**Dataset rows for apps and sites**
====

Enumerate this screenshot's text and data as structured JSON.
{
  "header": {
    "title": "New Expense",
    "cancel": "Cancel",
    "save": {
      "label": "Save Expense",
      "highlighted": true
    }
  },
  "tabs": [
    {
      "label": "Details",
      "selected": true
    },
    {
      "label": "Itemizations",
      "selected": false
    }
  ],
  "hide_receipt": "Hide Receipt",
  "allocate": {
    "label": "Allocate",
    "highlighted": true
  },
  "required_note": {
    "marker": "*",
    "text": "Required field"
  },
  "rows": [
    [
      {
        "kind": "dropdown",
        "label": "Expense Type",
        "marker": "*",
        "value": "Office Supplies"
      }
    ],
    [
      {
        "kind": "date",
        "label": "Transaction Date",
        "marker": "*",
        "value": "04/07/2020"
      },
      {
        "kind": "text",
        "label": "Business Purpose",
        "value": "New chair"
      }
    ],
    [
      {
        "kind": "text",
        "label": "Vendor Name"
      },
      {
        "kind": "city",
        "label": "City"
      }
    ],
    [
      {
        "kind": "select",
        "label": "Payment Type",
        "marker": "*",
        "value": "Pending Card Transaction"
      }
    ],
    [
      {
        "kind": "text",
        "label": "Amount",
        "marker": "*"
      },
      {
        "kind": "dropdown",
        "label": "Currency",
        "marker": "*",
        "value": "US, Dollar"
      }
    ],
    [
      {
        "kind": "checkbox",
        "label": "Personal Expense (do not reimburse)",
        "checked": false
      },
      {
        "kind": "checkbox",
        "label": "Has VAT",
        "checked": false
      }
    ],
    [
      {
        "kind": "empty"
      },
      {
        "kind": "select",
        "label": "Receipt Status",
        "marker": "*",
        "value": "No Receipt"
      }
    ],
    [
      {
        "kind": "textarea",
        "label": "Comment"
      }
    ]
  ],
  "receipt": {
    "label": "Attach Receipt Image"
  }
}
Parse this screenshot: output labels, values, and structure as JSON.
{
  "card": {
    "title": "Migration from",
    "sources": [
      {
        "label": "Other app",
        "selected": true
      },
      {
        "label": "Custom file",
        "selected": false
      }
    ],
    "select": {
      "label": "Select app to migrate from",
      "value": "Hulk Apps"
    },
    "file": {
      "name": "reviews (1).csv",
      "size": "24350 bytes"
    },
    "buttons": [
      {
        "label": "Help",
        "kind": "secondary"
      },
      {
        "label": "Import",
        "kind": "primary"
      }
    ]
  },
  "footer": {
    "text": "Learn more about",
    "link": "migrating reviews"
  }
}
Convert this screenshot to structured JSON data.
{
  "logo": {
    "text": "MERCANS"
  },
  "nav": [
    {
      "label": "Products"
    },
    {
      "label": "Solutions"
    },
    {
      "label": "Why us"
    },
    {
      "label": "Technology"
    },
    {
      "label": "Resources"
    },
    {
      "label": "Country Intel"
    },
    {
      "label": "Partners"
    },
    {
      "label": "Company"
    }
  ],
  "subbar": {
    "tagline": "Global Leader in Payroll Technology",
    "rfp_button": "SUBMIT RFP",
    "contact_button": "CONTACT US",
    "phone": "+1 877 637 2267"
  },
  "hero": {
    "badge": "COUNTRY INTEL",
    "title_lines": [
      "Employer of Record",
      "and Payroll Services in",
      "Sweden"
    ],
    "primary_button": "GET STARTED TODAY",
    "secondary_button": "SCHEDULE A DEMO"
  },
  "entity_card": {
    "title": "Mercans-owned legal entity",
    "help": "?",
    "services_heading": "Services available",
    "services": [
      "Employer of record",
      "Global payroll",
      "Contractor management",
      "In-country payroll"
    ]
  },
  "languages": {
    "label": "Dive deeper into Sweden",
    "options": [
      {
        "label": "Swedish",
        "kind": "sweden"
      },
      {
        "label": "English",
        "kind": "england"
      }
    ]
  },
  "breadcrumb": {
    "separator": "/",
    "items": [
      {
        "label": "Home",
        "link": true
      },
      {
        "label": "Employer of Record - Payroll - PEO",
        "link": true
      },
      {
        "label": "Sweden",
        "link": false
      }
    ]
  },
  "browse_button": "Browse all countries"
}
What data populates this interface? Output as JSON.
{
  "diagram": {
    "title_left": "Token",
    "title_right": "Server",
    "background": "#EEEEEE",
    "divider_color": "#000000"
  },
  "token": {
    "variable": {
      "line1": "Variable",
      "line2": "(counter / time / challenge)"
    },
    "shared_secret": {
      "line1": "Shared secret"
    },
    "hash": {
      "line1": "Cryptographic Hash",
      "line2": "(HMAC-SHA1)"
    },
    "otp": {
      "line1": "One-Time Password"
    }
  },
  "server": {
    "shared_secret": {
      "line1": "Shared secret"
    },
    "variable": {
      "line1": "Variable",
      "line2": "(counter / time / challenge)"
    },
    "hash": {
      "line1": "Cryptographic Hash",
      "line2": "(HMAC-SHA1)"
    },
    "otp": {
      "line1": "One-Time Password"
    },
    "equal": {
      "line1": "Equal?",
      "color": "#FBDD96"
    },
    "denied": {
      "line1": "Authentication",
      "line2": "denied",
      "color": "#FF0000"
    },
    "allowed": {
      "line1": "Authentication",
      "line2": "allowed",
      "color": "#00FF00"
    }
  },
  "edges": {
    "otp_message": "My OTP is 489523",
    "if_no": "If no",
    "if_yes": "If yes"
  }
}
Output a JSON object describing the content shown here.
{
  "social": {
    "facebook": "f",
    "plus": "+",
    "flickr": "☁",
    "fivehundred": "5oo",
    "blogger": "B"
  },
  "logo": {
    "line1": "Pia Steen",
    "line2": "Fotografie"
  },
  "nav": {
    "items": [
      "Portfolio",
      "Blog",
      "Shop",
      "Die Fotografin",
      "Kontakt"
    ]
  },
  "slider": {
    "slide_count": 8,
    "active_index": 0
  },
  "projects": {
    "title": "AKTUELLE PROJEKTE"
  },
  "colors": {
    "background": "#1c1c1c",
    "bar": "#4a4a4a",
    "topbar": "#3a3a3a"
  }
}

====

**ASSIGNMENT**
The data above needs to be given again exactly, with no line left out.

**TASK RESULT**
Enumerate this screenshot's text and data as structured JSON.
{
  "header": {
    "title": "New Expense",
    "cancel": "Cancel",
    "save": {
      "label": "Save Expense",
      "highlighted": true
    }
  },
  "tabs": [
    {
      "label": "Details",
      "selected": true
    },
    {
      "label": "Itemizations",
      "selected": false
    }
  ],
  "hide_receipt": "Hide Receipt",
  "allocate": {
    "label": "Allocate",
    "highlighted": true
  },
  "required_note": {
    "marker": "*",
    "text": "Required field"
  },
  "rows": [
    [
      {
        "kind": "dropdown",
        "label": "Expense Type",
        "marker": "*",
        "value": "Office Supplies"
      }
    ],
    [
      {
        "kind": "date",
        "label": "Transaction Date",
        "marker": "*",
        "value": "04/07/2020"
      },
      {
        "kind": "text",
        "label": "Business Purpose",
        "value": "New chair"
      }
    ],
    [
      {
        "kind": "text",
        "label": "Vendor Name"
      },
      {
        "kind": "city",
        "label": "City"
      }
    ],
    [
      {
        "kind": "select",
        "label": "Payment Type",
        "marker": "*",
        "value": "Pending Card Transaction"
      }
    ],
    [
      {
        "kind": "text",
        "label": "Amount",
        "marker": "*"
      },
      {
        "kind": "dropdown",
        "label": "Currency",
        "marker": "*",
        "value": "US, Dollar"
      }
    ],
    [
      {
        "kind": "checkbox",
        "label": "Personal Expense (do not reimburse)",
        "checked": false
      },
      {
        "kind": "checkbox",
        "label": "Has VAT",
        "checked": false
      }
    ],
    [
      {
        "kind": "empty"
      },
      {
        "kind": "select",
        "label": "Receipt Status",
        "marker": "*",
        "value": "No Receipt"
      }
    ],
    [
      {
        "kind": "textarea",
        "label": "Comment"
      }
    ]
  ],
  "receipt": {
    "label": "Attach Receipt Image"
  }
}
Parse this screenshot: output labels, values, and structure as JSON.
{
  "card": {
    "title": "Migration from",
    "sources": [
      {
        "label": "Other app",
        "selected": true
      },
      {
        "label": "Custom file",
        "selected": false
      }
    ],
    "select": {
      "label": "Select app to migrate from",
      "value": "Hulk Apps"
    },
    "file": {
      "name": "reviews (1).csv",
      "size": "24350 bytes"
    },
    "buttons": [
      {
        "label": "Help",
        "kind": "secondary"
      },
      {
        "label": "Import",
        "kind": "primary"
      }
    ]
  },
  "footer": {
    "text": "Learn more about",
    "link": "migrating reviews"
  }
}
Convert this screenshot to structured JSON data.
{
  "logo": {
    "text": "MERCANS"
  },
  "nav": [
    {
      "label": "Products"
    },
    {
      "label": "Solutions"
    },
    {
      "label": "Why us"
    },
    {
      "label": "Technology"
    },
    {
      "label": "Resources"
    },
    {
      "label": "Country Intel"
    },
    {
      "label": "Partners"
    },
    {
      "label": "Company"
    }
  ],
  "subbar": {
    "tagline": "Global Leader in Payroll Technology",
    "rfp_button": "SUBMIT RFP",
    "contact_button": "CONTACT US",
    "phone": "+1 877 637 2267"
  },
  "hero": {
    "badge": "COUNTRY INTEL",
    "title_lines": [
      "Employer of Record",
      "and Payroll Services in",
      "Sweden"
    ],
    "primary_button": "GET STARTED TODAY",
    "secondary_button": "SCHEDULE A DEMO"
  },
  "entity_card": {
    "title": "Mercans-owned legal entity",
    "help": "?",
    "services_heading": "Services available",
    "services": [
      "Employer of record",
      "Global payroll",
      "Contractor management",
      "In-country payroll"
    ]
  },
  "languages": {
    "label": "Dive deeper into Sweden",
    "options": [
      {
        "label": "Swedish",
        "kind": "sweden"
      },
      {
        "label": "English",
        "kind": "england"
      }
    ]
  },
  "breadcrumb": {
    "separator": "/",
    "items": [
      {
        "label": "Home",
        "link": true
      },
      {
        "label": "Employer of Record - Payroll - PEO",
        "link": true
      },
      {
        "label": "Sweden",
        "link": false
      }
    ]
  },
  "browse_button": "Browse all countries"
}
What data populates this interface? Output as JSON.
{
  "diagram": {
    "title_left": "Token",
    "title_right": "Server",
    "background": "#EEEEEE",
    "divider_color": "#000000"
  },
  "token": {
    "variable": {
      "line1": "Variable",
      "line2": "(counter / time / challenge)"
    },
    "shared_secret": {
      "line1": "Shared secret"
    },
    "hash": {
      "line1": "Cryptographic Hash",
      "line2": "(HMAC-SHA1)"
    },
    "otp": {
      "line1": "One-Time Password"
    }
  },
  "server": {
    "shared_secret": {
      "line1": "Shared secret"
    },
    "variable": {
      "line1": "Variable",
      "line2": "(counter / time / challenge)"
    },
    "hash": {
      "line1": "Cryptographic Hash",
      "line2": "(HMAC-SHA1)"
    },
    "otp": {
      "line1": "One-Time Password"
    },
    "equal": {
      "line1": "Equal?",
      "color": "#FBDD96"
    },
    "denied": {
      "line1": "Authentication",
      "line2": "denied",
      "color": "#FF0000"
    },
    "allowed": {
      "line1": "Authentication",
      "line2": "allowed",
      "color": "#00FF00"
    }
  },
  "edges": {
    "otp_message": "My OTP is 489523",
    "if_no": "If no",
    "if_yes": "If yes"
  }
}
Output a JSON object describing the content shown here.
{
  "social": {
    "facebook": "f",
    "plus": "+",
    "flickr": "☁",
    "fivehundred": "5oo",
    "blogger": "B"
  },
  "logo": {
    "line1": "Pia Steen",
    "line2": "Fotografie"
  },
  "nav": {
    "items": [
      "Portfolio",
      "Blog",
      "Shop",
      "Die Fotografin",
      "Kontakt"
    ]
  },
  "slider": {
    "slide_count": 8,
    "active_index": 0
  },
  "projects": {
    "title": "AKTUELLE PROJEKTE"
  },
  "colors": {
    "background": "#1c1c1c",
    "bar": "#4a4a4a",
    "topbar": "#3a3a3a"
  }
}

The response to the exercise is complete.